Then they will know that I am the LORD their God, for though I sent them into exile among the nations I will gather them to their own land, not leaving any behind.
The first two-thirds of Ezekiel are about God’s coming judgment on Judah and other nations. But, hallelujah, that’s not the end of the story! The last chapters of Ezekiel prophesy of Judah’s coming restoration.
I am restoring my kitchen table. This process has been lengthy, involved, and frustrating! Before putting on new stain and varnish, the old had to be removed. And so, the table was disassembled, and the sanding began.
God uses the process of “sanding” in our lives to remove the old—that which is marred and unlike Him. Because sanding is painful, we might question God’s love. Yet, sanding demonstrates God’s love. …the Lord disciplines those he loves… God disciplines us for our good, that we may share in his holiness (Hebrews 12:3, 10). God lovingly refuses to leave His own in a marred, unholy state. He increasingly makes us beautiful in His sight!
judah was unfaithful to God through idol worship; and so, God began sanding her spiritually adulterous heart to purify her. He allowed her to be held captive in Babylon for 70 long years. However, God didn’t leave Judah hopeless.
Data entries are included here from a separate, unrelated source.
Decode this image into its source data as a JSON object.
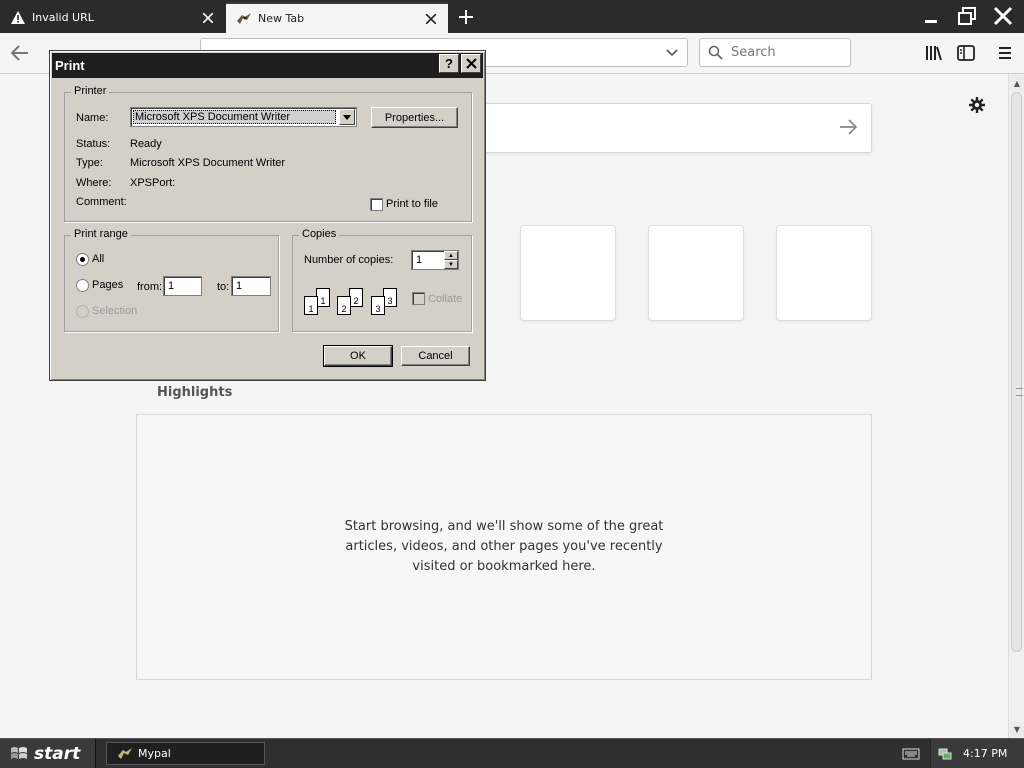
{
  "browser": {
    "tabs": [
      {
        "label": "Invalid URL",
        "icon": "warning-icon",
        "active": false
      },
      {
        "label": "New Tab",
        "icon": "mypal-icon",
        "active": true
      }
    ],
    "search_placeholder": "Search"
  },
  "newtab": {
    "highlights_title": "Highlights",
    "highlights_empty": "Start browsing, and we'll show some of the great articles, videos, and other pages you've recently visited or bookmarked here."
  },
  "print_dialog": {
    "title": "Print",
    "help_button": "?",
    "printer_group": "Printer",
    "name_label": "Name:",
    "printer_name": "Microsoft XPS Document Writer",
    "properties_button": "Properties...",
    "status_label": "Status:",
    "status_value": "Ready",
    "type_label": "Type:",
    "type_value": "Microsoft XPS Document Writer",
    "where_label": "Where:",
    "where_value": "XPSPort:",
    "comment_label": "Comment:",
    "comment_value": "",
    "print_to_file": "Print to file",
    "print_range_group": "Print range",
    "range_all": "All",
    "range_pages": "Pages",
    "range_selection": "Selection",
    "from_label": "from:",
    "from_value": "1",
    "to_label": "to:",
    "to_value": "1",
    "copies_group": "Copies",
    "copies_label": "Number of copies:",
    "copies_value": "1",
    "collate_label": "Collate",
    "collate_pages": [
      "1",
      "1",
      "2",
      "2",
      "3",
      "3"
    ],
    "ok_button": "OK",
    "cancel_button": "Cancel"
  },
  "taskbar": {
    "start_label": "start",
    "task_label": "Mypal",
    "clock": "4:17 PM"
  },
  "colors": {
    "title_bar": "#1e1e1e",
    "dialog_face": "#d4d0c8",
    "tab_strip": "#2b2b2b",
    "page_bg": "#f5f5f6"
  }
}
He promised a coming time of restoration. God would once again gather Judah to her land. He would cleanse her and give her a new heart and Spirit, welling up a desire to obey Him. (Ezekiel 36:22-29) Why would God do this? His answer is repeated throughout the entire book: Then they will know that I am the LORD (Ezekiel 36:38).
Believer, we are living in the days of sanding. God desires to use our difficulties to purify us and remove all doubts that He is Sovereign LORD. God has given us the sure hope of future restoration—a day when we will be gathered to Jesus, and we will be like Him.
Lord, sand my heart and make it pure. Give me a heart like Yours!